▸ WORK TO COMPLETE
Every line in the material below that includes "true" should be copied.

---------------

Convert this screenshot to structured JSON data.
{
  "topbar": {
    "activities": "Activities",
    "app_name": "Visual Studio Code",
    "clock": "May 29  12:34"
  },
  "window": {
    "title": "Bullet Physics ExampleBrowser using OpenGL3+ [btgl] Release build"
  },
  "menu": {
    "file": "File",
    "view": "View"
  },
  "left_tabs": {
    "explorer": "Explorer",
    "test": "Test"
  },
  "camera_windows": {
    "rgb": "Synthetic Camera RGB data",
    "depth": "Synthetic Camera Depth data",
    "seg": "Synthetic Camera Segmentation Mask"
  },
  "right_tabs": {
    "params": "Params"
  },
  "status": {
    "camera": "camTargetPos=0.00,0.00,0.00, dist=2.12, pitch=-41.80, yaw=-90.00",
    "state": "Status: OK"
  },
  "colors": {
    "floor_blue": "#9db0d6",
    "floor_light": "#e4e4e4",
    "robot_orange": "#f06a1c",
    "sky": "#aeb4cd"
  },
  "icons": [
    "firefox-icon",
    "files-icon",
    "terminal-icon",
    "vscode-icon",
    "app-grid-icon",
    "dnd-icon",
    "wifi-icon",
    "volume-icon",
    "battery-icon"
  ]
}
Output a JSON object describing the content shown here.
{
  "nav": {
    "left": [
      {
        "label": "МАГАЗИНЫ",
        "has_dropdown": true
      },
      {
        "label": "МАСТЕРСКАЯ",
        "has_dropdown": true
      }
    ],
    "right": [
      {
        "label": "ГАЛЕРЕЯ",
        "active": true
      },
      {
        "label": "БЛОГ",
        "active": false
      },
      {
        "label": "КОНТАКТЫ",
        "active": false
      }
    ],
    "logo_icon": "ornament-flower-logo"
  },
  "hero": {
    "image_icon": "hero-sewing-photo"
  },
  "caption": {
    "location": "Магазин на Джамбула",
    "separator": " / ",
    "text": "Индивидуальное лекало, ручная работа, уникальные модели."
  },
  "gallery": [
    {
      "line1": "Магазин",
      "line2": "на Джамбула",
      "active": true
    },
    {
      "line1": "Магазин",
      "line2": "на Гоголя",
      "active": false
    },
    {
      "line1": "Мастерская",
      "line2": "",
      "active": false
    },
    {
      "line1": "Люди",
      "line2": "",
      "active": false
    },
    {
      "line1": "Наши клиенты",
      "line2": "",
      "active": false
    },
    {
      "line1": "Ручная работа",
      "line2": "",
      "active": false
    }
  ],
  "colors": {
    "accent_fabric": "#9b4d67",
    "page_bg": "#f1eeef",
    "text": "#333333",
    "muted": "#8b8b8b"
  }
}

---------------

▸ EXPECTED ANSWER
        "has_dropdown": true
        "has_dropdown": true
        "active": true
      "active": true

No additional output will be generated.